__PROBLEM DESCRIPTION__
Which lines of the data below contain "Réseau"? Please show them all.

INFORMATION PROVIDED Block Start

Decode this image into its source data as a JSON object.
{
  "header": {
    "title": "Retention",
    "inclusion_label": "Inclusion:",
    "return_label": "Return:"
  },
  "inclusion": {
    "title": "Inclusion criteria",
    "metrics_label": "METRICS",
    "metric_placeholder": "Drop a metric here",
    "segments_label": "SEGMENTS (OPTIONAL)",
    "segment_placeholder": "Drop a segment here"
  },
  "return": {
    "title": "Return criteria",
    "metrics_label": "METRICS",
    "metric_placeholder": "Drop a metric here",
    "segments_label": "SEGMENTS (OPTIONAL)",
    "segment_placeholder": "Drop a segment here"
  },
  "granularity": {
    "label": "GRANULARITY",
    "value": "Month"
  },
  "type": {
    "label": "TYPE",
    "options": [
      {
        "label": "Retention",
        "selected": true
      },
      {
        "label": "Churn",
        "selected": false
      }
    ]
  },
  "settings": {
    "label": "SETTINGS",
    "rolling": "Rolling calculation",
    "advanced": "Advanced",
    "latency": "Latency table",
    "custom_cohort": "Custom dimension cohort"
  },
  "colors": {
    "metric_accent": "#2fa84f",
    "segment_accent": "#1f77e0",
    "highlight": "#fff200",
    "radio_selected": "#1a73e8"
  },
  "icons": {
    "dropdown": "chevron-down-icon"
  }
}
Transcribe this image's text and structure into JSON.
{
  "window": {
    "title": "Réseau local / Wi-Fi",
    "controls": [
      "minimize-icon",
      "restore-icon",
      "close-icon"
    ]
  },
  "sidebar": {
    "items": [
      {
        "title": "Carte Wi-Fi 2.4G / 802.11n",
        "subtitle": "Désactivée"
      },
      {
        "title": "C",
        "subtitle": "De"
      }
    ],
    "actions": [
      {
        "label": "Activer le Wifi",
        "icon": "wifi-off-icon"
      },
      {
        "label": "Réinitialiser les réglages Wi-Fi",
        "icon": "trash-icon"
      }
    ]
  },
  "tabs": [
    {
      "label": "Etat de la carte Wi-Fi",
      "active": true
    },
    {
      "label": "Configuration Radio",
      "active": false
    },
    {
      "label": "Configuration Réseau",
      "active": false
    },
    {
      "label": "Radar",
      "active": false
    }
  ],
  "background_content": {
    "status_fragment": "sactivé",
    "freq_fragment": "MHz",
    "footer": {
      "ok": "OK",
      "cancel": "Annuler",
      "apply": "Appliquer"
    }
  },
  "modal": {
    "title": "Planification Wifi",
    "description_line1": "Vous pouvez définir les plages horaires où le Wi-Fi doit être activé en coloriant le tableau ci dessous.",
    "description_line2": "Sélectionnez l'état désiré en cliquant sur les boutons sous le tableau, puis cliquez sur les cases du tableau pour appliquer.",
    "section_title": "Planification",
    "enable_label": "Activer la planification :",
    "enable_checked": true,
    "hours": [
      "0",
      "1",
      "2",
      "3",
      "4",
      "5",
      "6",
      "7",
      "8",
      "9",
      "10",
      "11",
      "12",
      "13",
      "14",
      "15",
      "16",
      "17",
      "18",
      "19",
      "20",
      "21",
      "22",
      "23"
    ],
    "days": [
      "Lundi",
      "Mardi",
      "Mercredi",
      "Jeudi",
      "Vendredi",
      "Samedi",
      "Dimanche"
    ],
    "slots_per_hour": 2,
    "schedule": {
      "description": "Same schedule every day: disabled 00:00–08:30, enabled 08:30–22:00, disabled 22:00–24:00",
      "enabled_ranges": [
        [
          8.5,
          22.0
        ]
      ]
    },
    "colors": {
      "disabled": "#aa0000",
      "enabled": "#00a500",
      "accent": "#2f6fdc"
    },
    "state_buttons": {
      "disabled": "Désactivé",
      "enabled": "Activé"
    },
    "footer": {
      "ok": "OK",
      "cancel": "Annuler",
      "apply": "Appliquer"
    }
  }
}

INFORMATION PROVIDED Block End

__RESPONSE TO THE TASK__
    "title": "Réseau local / Wi-Fi",
      "label": "Configuration Réseau",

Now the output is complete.